Only the count is wanted here: how many lines of the entries hold the string "Number"?

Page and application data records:
=== Begin Enclosure ===

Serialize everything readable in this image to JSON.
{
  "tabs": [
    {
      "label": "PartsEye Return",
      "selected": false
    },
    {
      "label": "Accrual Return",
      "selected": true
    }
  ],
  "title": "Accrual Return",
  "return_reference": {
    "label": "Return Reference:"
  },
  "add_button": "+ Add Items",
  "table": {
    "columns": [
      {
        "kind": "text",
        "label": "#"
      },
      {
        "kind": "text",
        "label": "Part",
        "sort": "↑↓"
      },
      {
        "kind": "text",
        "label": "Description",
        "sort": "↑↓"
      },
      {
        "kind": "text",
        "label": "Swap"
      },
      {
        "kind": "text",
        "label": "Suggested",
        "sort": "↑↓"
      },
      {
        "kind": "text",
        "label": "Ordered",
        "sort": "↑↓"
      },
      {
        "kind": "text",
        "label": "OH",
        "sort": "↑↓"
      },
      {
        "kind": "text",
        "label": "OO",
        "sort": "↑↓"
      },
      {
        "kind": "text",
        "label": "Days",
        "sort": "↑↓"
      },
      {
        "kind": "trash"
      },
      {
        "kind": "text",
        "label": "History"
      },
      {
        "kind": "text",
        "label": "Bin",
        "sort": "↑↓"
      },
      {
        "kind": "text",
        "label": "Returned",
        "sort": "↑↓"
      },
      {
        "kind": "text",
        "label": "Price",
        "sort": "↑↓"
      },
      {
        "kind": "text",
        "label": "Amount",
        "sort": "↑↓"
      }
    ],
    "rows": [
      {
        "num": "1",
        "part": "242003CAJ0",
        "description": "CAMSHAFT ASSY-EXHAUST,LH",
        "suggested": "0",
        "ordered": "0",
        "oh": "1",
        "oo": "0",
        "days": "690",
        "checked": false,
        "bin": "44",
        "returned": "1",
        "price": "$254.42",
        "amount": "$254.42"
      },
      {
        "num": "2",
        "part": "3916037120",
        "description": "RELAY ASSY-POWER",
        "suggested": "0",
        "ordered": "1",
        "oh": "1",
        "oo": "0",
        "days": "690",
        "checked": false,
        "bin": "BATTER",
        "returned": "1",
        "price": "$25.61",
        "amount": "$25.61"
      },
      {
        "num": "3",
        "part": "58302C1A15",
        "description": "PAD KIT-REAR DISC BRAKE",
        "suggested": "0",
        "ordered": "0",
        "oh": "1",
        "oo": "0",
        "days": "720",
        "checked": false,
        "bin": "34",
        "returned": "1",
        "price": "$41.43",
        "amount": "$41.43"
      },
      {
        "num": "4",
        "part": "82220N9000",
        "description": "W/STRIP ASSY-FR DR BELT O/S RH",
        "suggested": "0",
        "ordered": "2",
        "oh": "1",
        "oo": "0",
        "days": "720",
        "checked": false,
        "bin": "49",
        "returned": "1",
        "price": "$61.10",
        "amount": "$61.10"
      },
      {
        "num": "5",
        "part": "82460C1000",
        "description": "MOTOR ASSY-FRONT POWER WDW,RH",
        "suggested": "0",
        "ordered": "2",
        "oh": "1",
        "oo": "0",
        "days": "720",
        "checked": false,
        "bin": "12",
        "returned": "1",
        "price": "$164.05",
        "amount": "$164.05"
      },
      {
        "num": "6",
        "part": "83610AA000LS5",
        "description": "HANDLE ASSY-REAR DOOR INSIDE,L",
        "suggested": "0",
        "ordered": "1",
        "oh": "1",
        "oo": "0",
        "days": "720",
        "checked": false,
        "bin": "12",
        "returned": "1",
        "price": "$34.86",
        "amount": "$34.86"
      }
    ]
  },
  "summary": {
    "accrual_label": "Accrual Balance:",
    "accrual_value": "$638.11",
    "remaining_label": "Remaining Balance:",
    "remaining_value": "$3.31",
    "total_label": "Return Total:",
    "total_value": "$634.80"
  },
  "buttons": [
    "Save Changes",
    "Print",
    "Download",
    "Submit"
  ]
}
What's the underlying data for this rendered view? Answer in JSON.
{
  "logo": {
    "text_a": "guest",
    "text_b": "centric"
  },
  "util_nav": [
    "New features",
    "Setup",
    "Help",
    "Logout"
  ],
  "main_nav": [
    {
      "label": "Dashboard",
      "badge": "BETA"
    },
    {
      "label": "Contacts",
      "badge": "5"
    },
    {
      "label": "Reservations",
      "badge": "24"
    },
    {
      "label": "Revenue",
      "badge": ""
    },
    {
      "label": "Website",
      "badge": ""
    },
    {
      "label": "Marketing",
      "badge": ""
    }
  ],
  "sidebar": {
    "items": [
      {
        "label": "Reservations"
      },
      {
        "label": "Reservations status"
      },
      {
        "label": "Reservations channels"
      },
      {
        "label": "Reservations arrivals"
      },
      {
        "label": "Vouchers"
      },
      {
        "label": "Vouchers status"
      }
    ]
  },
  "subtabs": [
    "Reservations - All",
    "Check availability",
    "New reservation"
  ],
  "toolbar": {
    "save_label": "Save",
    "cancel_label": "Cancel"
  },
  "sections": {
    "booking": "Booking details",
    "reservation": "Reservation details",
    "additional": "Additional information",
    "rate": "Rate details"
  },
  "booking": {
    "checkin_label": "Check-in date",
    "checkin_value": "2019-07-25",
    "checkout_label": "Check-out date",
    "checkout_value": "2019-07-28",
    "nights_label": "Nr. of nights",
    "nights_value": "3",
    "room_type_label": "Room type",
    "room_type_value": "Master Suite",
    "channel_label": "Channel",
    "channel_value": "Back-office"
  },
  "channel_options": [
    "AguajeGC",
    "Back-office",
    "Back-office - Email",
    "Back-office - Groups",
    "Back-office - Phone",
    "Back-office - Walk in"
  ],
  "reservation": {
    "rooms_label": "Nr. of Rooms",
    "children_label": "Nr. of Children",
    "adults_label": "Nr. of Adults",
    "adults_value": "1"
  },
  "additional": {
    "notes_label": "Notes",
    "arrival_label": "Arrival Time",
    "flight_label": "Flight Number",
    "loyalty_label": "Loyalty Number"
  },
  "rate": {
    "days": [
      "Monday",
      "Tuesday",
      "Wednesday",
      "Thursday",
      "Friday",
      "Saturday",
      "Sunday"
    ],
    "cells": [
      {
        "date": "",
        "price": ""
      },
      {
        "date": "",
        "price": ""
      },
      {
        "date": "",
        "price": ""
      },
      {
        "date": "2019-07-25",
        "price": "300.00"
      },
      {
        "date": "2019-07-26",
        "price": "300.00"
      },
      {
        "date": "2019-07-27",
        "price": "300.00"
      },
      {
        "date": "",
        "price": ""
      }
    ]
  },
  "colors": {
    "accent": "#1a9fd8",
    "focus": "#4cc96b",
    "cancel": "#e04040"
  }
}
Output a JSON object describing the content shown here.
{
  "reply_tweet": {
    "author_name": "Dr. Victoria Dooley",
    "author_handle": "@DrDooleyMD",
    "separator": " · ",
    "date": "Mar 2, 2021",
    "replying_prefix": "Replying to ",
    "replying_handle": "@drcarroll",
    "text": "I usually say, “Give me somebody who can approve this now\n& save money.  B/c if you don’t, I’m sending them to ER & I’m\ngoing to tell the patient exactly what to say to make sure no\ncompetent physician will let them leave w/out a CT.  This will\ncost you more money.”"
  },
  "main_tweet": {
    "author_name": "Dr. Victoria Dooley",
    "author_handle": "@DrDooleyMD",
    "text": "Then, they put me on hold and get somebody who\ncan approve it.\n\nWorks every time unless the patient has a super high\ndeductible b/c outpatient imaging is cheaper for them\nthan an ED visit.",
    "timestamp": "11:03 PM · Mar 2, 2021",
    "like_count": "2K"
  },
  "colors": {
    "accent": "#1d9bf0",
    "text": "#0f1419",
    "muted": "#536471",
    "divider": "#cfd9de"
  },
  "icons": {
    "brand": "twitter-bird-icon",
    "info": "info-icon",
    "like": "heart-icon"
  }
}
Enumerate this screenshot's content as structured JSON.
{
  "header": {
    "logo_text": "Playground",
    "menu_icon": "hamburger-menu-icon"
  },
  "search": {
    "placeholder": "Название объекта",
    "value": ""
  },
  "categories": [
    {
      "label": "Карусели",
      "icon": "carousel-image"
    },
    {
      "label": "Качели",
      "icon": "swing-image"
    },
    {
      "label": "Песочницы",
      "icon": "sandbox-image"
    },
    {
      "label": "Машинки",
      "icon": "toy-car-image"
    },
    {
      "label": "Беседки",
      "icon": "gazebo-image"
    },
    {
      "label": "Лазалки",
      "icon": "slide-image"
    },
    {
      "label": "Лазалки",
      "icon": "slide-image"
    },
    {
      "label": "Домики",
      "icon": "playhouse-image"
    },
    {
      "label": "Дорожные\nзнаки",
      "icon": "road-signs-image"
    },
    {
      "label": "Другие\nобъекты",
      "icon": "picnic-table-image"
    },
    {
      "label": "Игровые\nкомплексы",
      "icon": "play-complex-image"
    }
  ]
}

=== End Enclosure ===

Answer for this exercise: 2